Oh, Gail Collins is such a well intended and sweet woman. Too bad she doesn’t understand all of the ramifications of the House proposed “student loan bill” she is pushing in her Op-Ed piece. Yes, it is a great idea to simplify the current student loan system by consolidating all the steps into the one, a step she described simply as: “the federal government makes the loans.” Meaning the 3 previous steps of “Federal government provides private banks with capital, federal government pays private banks a subsidy to lend that capital to students, federal government guarantees said loans so the banks don’t have any risk” are gone. And, yes that is a rather round-about system, but the new one would cause for many, many more students seeking financial aid, since they no longer have to go through the process of getting approved for the loan from a private bank. Many more students. That means more money will be given. Millions of dollars that were not spent before will be spent if the bill passes. And, as Ms Collins pointed out so well, “the central problem with financing higher education is that tuition keeps running ahead of the rate of inflation like Secretariat closing in the Belmont.” Good public schools, (good, not great or amazing) cost as much as a mediocre private school and good private schools cost an arm and a leg. And one needs not even look at the cost of great or amazing public or private schools. All they need to know is it will take at least six figures to graduate. And, since the cost of all these schools is going up every year, the federal government will be spending more, and more every year.

               That is wonderful news for the students, but where will the federal government get the money? Both, the House and Senate Finance and Appropriations committees will have to get together, and sit in a room with the door closed to discuss where in the federal budget that money will come from. Will taxes be raised? They can’t be to cover this. They will already be raised to cover health care reform, as well as whatever other reform bills that have actually managed to stay on the table. The National Endowment for the Arts has about 125 million, can it come from there? Well, if my memory serves correctly, all of Europe and Japan spend between 1.5 and 3 billion on the arts. There is a connection between progress of a society and progress in the Arts. The age of Pericles was also the age of Phidias. The age of Lorenzo de Medici was also the age of Leonardo Da Vinci. The age of Elizabeth was the age of Shakespeare. We need to give the NEA more money, but that is another story, and we will live to fight another day. What about getting it from the DOD? Do they really need 400 dollar ash trays? Well, the ashtrays on the USS Greenville, a nuclear attack submarine and a likely target for torpedo attack, are made to break into 3 dull pieces. Those on the Greenville have enough problems without glass flying into the eyes of the navigator and the Officer of the Deck. They lead a slightly different life out there, and it costs a little extra. No money should be taken from the Department of Defense.

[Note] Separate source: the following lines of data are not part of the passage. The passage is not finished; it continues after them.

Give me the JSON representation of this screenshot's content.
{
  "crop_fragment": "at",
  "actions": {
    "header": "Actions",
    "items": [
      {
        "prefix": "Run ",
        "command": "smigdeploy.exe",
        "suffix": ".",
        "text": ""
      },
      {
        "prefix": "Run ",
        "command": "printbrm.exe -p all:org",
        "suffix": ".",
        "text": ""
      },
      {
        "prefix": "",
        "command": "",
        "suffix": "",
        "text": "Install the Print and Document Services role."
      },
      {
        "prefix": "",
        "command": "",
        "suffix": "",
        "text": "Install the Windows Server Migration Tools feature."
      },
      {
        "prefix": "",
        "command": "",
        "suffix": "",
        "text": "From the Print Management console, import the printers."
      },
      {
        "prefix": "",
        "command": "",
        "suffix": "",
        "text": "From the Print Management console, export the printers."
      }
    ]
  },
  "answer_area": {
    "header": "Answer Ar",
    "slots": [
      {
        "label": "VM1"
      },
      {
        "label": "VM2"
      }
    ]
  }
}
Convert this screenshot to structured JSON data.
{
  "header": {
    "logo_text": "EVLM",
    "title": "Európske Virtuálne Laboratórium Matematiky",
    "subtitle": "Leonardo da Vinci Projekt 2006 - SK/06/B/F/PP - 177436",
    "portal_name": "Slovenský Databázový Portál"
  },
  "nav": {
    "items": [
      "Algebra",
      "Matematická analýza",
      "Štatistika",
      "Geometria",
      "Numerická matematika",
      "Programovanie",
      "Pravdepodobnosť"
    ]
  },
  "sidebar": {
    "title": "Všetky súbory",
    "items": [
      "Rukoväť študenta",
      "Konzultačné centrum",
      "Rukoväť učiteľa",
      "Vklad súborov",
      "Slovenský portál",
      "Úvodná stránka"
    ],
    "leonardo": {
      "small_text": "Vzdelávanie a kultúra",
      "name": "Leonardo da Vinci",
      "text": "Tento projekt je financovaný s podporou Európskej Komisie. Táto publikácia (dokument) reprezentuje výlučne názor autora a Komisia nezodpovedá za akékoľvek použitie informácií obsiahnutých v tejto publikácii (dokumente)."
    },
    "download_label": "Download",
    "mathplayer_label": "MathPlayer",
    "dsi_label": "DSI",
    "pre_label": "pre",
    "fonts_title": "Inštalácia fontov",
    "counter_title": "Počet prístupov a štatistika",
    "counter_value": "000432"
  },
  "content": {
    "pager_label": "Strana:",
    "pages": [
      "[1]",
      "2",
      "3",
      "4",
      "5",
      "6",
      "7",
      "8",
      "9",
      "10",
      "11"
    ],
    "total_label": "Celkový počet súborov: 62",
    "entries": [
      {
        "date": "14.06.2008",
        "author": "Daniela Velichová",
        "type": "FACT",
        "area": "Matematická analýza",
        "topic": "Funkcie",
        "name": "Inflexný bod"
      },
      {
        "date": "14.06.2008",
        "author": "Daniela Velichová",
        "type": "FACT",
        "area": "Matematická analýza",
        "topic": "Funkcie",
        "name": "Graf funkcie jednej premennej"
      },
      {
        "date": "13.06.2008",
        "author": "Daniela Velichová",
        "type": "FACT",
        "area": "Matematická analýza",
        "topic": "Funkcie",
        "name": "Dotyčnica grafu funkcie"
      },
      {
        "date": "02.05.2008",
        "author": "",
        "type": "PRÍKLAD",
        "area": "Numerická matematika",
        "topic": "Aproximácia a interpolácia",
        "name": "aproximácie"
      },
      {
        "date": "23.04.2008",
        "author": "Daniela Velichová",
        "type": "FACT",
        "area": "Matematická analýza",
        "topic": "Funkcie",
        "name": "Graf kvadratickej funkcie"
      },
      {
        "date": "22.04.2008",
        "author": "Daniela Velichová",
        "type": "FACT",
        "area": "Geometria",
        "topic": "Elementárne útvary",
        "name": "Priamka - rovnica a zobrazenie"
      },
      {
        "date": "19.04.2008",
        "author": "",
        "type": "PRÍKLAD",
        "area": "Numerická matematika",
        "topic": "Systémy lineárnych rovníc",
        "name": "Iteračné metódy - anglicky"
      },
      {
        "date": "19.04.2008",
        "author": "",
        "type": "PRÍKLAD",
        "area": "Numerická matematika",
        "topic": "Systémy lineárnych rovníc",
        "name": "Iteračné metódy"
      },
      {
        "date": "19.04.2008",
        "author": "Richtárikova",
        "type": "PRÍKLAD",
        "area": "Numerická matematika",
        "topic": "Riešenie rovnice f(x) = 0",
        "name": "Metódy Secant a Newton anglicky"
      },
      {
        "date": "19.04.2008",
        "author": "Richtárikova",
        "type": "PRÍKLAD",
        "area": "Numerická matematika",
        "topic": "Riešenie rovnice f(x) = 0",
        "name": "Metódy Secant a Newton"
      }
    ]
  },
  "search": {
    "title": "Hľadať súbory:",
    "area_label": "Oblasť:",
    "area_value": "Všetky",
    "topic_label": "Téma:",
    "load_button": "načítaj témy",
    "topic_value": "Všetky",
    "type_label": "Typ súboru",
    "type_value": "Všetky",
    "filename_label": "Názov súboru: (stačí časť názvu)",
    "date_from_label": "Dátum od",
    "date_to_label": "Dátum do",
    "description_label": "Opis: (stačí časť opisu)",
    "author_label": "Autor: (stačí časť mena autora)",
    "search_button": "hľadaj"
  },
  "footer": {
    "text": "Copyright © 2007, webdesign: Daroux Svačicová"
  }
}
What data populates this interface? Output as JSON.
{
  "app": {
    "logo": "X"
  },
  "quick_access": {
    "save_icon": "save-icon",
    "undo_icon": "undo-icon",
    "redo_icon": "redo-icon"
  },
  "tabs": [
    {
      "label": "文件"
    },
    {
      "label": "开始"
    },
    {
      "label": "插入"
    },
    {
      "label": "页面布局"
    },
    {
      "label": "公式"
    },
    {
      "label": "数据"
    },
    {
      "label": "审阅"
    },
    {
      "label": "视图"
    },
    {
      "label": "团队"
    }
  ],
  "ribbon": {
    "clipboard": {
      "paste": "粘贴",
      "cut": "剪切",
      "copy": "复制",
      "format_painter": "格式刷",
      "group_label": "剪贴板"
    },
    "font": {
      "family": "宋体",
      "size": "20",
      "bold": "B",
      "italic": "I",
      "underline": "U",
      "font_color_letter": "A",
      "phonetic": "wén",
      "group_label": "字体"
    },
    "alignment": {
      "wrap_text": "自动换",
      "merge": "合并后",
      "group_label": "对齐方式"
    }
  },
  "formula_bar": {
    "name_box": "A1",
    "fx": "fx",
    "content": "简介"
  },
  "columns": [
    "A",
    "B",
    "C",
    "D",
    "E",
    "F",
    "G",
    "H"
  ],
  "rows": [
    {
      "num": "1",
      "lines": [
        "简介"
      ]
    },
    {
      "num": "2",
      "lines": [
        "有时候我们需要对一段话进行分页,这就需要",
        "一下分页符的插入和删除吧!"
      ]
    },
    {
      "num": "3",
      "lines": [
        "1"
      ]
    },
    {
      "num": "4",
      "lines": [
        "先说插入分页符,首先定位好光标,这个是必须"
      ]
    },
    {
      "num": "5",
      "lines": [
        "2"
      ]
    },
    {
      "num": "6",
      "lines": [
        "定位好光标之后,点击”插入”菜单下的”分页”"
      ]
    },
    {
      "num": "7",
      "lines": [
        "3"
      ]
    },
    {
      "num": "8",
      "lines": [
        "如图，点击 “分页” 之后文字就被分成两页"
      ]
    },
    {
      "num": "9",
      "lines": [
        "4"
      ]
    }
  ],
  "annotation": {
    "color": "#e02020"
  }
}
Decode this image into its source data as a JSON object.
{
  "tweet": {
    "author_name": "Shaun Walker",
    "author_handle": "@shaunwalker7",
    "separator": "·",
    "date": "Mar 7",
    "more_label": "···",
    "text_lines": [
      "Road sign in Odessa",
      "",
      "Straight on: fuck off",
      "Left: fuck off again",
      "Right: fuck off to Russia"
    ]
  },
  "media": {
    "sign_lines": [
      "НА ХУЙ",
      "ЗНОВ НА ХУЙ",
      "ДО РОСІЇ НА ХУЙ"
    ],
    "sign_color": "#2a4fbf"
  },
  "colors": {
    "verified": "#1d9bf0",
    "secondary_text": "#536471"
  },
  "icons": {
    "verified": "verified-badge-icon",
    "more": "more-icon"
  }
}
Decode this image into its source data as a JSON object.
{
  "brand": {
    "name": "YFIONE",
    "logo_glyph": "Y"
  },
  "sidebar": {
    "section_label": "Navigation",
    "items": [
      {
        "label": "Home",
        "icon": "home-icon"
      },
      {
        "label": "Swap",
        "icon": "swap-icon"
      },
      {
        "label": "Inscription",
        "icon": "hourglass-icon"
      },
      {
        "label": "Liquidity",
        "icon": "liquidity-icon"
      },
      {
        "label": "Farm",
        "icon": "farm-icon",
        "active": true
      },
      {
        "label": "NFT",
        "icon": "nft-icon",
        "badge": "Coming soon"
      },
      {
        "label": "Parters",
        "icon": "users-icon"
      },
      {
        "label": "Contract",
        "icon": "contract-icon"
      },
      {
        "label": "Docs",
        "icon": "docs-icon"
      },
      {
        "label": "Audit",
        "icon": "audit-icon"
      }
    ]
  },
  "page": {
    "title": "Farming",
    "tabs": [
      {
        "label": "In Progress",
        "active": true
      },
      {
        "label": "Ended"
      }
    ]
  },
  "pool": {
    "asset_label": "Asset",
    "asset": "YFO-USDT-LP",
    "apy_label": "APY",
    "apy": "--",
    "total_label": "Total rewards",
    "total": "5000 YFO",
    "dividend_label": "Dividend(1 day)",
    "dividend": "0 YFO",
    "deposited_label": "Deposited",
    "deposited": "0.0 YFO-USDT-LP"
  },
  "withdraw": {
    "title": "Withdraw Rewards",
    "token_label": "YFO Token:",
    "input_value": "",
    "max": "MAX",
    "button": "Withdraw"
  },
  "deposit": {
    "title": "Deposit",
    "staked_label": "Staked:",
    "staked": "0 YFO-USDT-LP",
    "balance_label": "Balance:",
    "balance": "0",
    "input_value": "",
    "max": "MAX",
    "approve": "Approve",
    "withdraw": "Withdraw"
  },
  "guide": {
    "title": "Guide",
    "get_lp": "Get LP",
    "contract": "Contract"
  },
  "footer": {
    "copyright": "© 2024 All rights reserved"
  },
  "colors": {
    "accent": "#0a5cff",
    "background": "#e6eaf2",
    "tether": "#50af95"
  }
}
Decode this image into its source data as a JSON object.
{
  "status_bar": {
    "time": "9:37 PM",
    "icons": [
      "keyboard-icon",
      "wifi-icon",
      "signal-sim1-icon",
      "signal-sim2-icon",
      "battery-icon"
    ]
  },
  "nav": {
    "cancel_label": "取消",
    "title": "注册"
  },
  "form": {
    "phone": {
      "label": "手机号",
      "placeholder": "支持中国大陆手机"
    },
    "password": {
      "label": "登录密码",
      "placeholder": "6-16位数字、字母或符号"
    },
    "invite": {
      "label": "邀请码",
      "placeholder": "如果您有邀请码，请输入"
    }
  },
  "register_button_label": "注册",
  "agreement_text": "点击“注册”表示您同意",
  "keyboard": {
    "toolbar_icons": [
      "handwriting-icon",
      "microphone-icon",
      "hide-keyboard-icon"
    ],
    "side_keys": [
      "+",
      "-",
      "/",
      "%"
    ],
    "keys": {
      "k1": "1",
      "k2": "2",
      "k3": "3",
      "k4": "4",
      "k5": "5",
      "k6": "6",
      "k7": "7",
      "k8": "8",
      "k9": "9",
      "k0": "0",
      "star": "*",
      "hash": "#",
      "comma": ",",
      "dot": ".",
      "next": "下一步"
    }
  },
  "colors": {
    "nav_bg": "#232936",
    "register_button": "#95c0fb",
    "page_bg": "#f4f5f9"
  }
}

  In fact, I cannot even think of a good place to get the money. Where in the federal budget can we can about 100-500 million dollars for this? If someone can tell me, and Ms Collins, that would be amazing. But, for now she needs to not commentate on pieces of legislation she does not understand. She does not know the socioeconomic ramifications or the political nuances involved with this bill, and neither do I. No one individual does. Only the Appropriations and Finance committees